▶ **Study material**
-*-

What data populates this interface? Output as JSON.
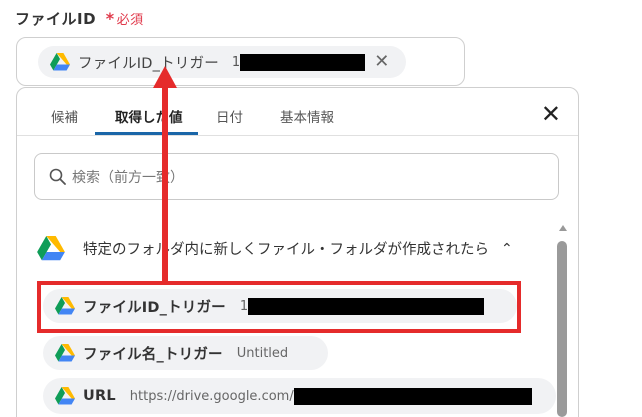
{
  "field": {
    "label": "ファイルID",
    "required_mark": "*",
    "required_label": "必須"
  },
  "selected_chip": {
    "label": "ファイルID_トリガー",
    "value": "1"
  },
  "tabs": [
    {
      "label": "候補"
    },
    {
      "label": "取得した値"
    },
    {
      "label": "日付"
    },
    {
      "label": "基本情報"
    }
  ],
  "search": {
    "placeholder": "検索（前方一致）"
  },
  "group": {
    "title": "特定のフォルダ内に新しくファイル・フォルダが作成されたら"
  },
  "options": [
    {
      "label": "ファイルID_トリガー",
      "value": "1"
    },
    {
      "label": "ファイル名_トリガー",
      "value": "Untitled"
    },
    {
      "label": "URL",
      "value": "https://drive.google.com/"
    }
  ],
  "colors": {
    "accent": "#1a66a8",
    "required": "#e0394b",
    "annotation": "#e52b2b"
  },
  "icons": {
    "drive": "google-drive-icon",
    "close": "close-icon",
    "search": "search-icon",
    "collapse": "chevron-up-icon"
  }
}
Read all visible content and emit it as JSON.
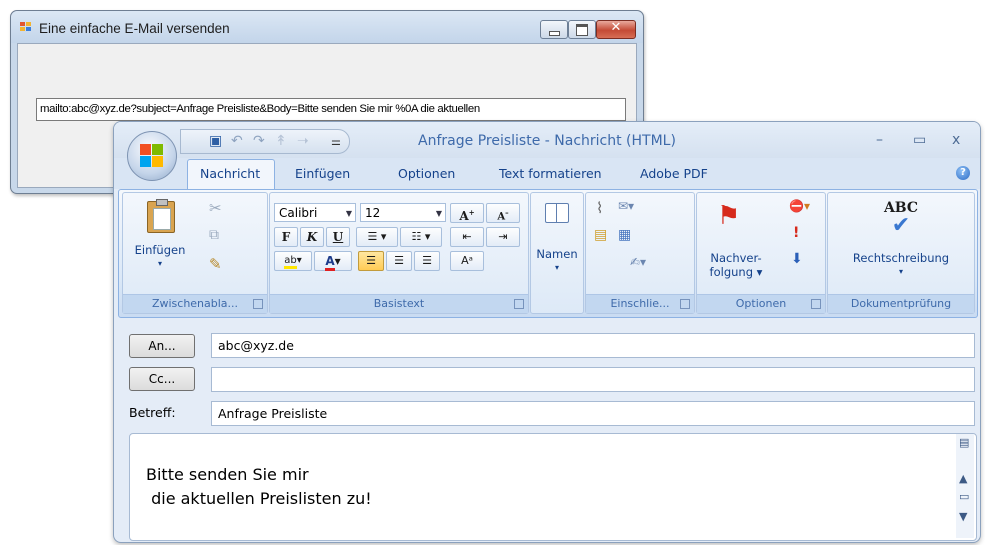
{
  "background_window": {
    "title": "Eine einfache E-Mail versenden",
    "mailto_value": "mailto:abc@xyz.de?subject=Anfrage Preisliste&Body=Bitte senden Sie mir %0A die aktuellen"
  },
  "outlook": {
    "window_title": "Anfrage Preisliste - Nachricht (HTML)",
    "window_controls": {
      "minimize": "–",
      "maximize": "▭",
      "close": "x"
    },
    "tabs": [
      {
        "label": "Nachricht",
        "active": true
      },
      {
        "label": "Einfügen"
      },
      {
        "label": "Optionen"
      },
      {
        "label": "Text formatieren"
      },
      {
        "label": "Adobe PDF"
      }
    ],
    "ribbon": {
      "clipboard": {
        "paste_label": "Einfügen",
        "group_label": "Zwischenabla..."
      },
      "basic_text": {
        "font": "Calibri",
        "size": "12",
        "bold": "F",
        "italic": "K",
        "underline": "U",
        "grow": "A",
        "shrink": "A",
        "font_color": "A",
        "group_label": "Basistext"
      },
      "names": {
        "label": "Namen"
      },
      "include": {
        "group_label": "Einschlie..."
      },
      "options": {
        "followup_line1": "Nachver-",
        "followup_line2": "folgung",
        "group_label": "Optionen"
      },
      "proofing": {
        "abc": "ABC",
        "label": "Rechtschreibung",
        "group_label": "Dokumentprüfung"
      }
    },
    "header": {
      "to_button": "An...",
      "to_value": "abc@xyz.de",
      "cc_button": "Cc...",
      "cc_value": "",
      "subject_label": "Betreff:",
      "subject_value": "Anfrage Preisliste"
    },
    "body": {
      "line1": "Bitte senden Sie mir",
      "line2": " die aktuellen Preislisten zu!"
    }
  },
  "colors": {
    "accent_text": "#15428b",
    "title_text": "#3e6aaa",
    "ribbon_bg": "#dbe8f7",
    "close_red": "#c44a35"
  }
}
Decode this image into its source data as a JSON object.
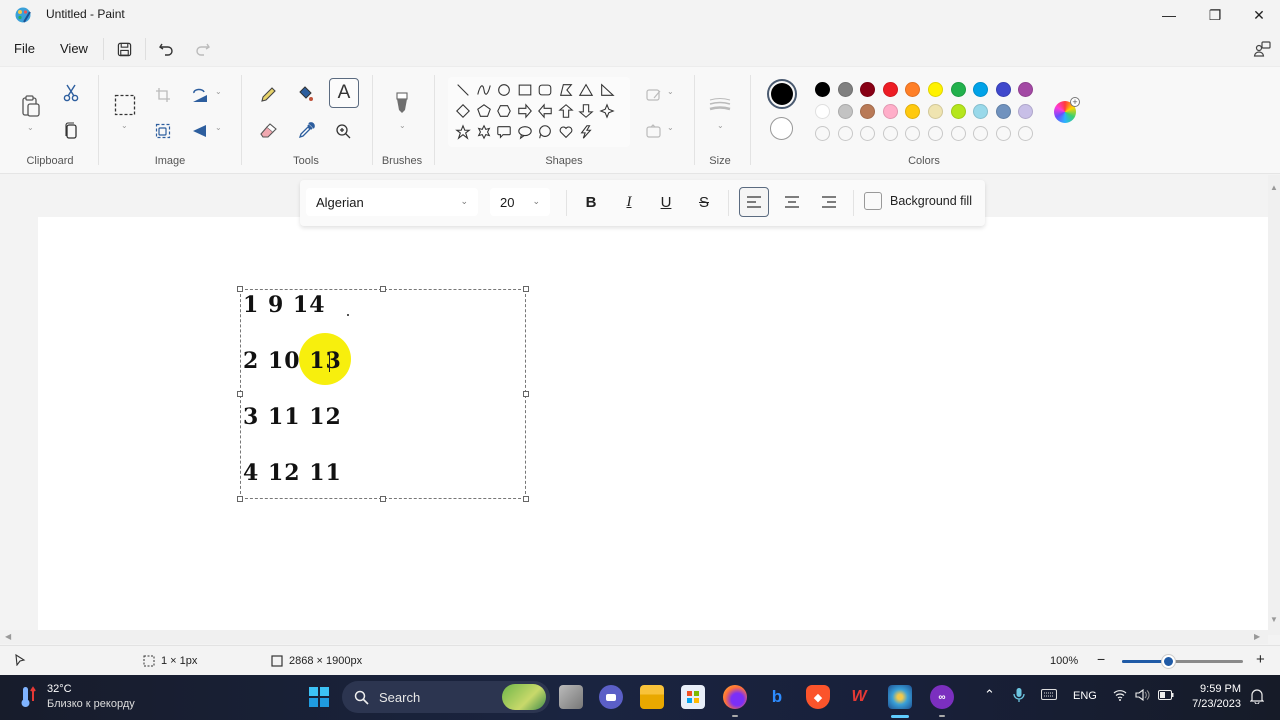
{
  "window": {
    "title": "Untitled - Paint",
    "controls": {
      "minimize": "—",
      "maximize": "❐",
      "close": "✕"
    }
  },
  "menu": {
    "items": [
      "File",
      "View"
    ],
    "quick_access": [
      "save-icon",
      "undo-icon",
      "redo-icon"
    ],
    "share_icon": "share-icon"
  },
  "ribbon": {
    "groups": {
      "clipboard": "Clipboard",
      "image": "Image",
      "tools": "Tools",
      "brushes": "Brushes",
      "shapes": "Shapes",
      "size": "Size",
      "colors": "Colors"
    },
    "text_tool_glyph": "A",
    "shapes": [
      "line",
      "curve",
      "oval",
      "rectangle",
      "rounded-rectangle",
      "polygon",
      "triangle",
      "right-triangle",
      "diamond",
      "pentagon",
      "hexagon",
      "right-arrow",
      "left-arrow",
      "up-arrow",
      "down-arrow",
      "four-point-star",
      "five-point-star",
      "six-point-star",
      "rounded-callout",
      "oval-callout",
      "cloud-callout",
      "heart",
      "lightning"
    ],
    "colors": {
      "primary": "#000000",
      "secondary": "#ffffff",
      "row1": [
        "#000000",
        "#808080",
        "#880015",
        "#ed1c24",
        "#ff7f27",
        "#fff200",
        "#22b14c",
        "#00a2e8",
        "#3f48cc",
        "#a349a4"
      ],
      "row2": [
        "#ffffff",
        "#c3c3c3",
        "#b97a57",
        "#ffaec9",
        "#ffc90e",
        "#efe4b0",
        "#b5e61d",
        "#99d9ea",
        "#7092be",
        "#c8bfe7"
      ],
      "row3_empty_count": 10
    }
  },
  "text_toolbar": {
    "font": "Algerian",
    "size": "20",
    "bold": "B",
    "italic": "I",
    "underline": "U",
    "strikethrough": "S",
    "align_active": "left",
    "background_fill_label": "Background fill",
    "background_fill_checked": false
  },
  "canvas": {
    "text_lines": [
      "1 9 14",
      "2 10 13",
      "3 11 12",
      "4 12 11"
    ]
  },
  "statusbar": {
    "selection_size": "1 × 1px",
    "canvas_size": "2868 × 1900px",
    "zoom": "100%",
    "zoom_minus": "−",
    "zoom_plus": "+",
    "zoom_fraction": 0.38
  },
  "taskbar": {
    "weather_temp": "32°C",
    "weather_text": "Близко к рекорду",
    "search_label": "Search",
    "apps": [
      "task-view",
      "teams-meet",
      "file-explorer",
      "microsoft-store",
      "firefox",
      "bing",
      "brave",
      "wps-office",
      "paint",
      "clipchamp"
    ],
    "lang": "ENG",
    "time": "9:59 PM",
    "date": "7/23/2023"
  }
}
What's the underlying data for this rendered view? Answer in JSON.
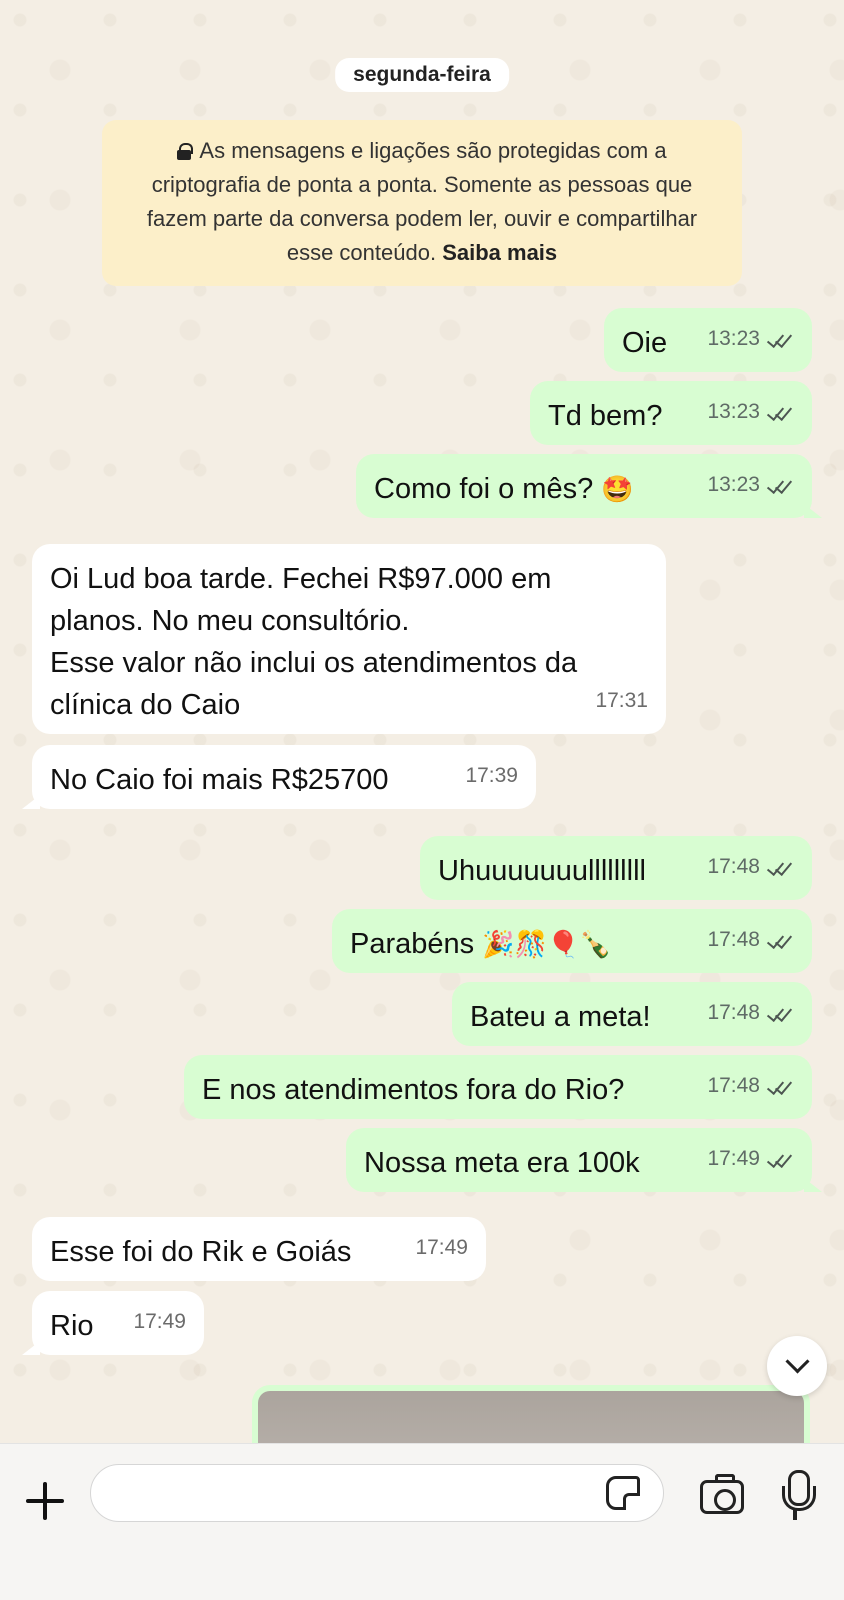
{
  "date_separator": "segunda-feira",
  "encryption_notice": {
    "text": "As mensagens e ligações são protegidas com a criptografia de ponta a ponta. Somente as pessoas que fazem parte da conversa podem ler, ouvir e compartilhar esse conteúdo.",
    "link": "Saiba mais"
  },
  "messages": [
    {
      "dir": "out",
      "text": "Oie",
      "time": "13:23",
      "status": "read"
    },
    {
      "dir": "out",
      "text": "Td bem?",
      "time": "13:23",
      "status": "read"
    },
    {
      "dir": "out",
      "text": "Como foi o mês?",
      "emoji": "🤩",
      "time": "13:23",
      "status": "read"
    },
    {
      "dir": "in",
      "lines": [
        "Oi Lud boa tarde. Fechei R$97.000 em",
        "planos. No meu consultório.",
        "Esse valor não inclui os atendimentos da",
        "clínica do Caio"
      ],
      "time": "17:31"
    },
    {
      "dir": "in",
      "text": "No Caio foi mais R$25700",
      "time": "17:39"
    },
    {
      "dir": "out",
      "text": "Uhuuuuuuulllllllll",
      "time": "17:48",
      "status": "read"
    },
    {
      "dir": "out",
      "text": "Parabéns",
      "emoji": "🎉🎊🎈🍾",
      "time": "17:48",
      "status": "read"
    },
    {
      "dir": "out",
      "text": "Bateu a meta!",
      "time": "17:48",
      "status": "read"
    },
    {
      "dir": "out",
      "text": "E nos atendimentos fora do Rio?",
      "time": "17:48",
      "status": "read"
    },
    {
      "dir": "out",
      "text": "Nossa meta era 100k",
      "time": "17:49",
      "status": "read"
    },
    {
      "dir": "in",
      "text": "Esse foi do Rik e Goiás",
      "time": "17:49"
    },
    {
      "dir": "in",
      "text": "Rio",
      "time": "17:49"
    }
  ],
  "icons": {
    "attach": "plus-icon",
    "sticker": "sticker-icon",
    "camera": "camera-icon",
    "mic": "microphone-icon",
    "scroll": "chevron-down-icon",
    "read_receipt": "double-check-icon",
    "lock": "lock-icon"
  },
  "colors": {
    "outgoing_bubble": "#d8fdd2",
    "incoming_bubble": "#ffffff",
    "notice_bg": "#fcefc9",
    "wallpaper": "#f4eee4"
  }
}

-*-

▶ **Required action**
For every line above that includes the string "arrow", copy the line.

▶ **Answer below**
      "right-arrow",
      "left-arrow",
      "up-arrow",
      "down-arrow",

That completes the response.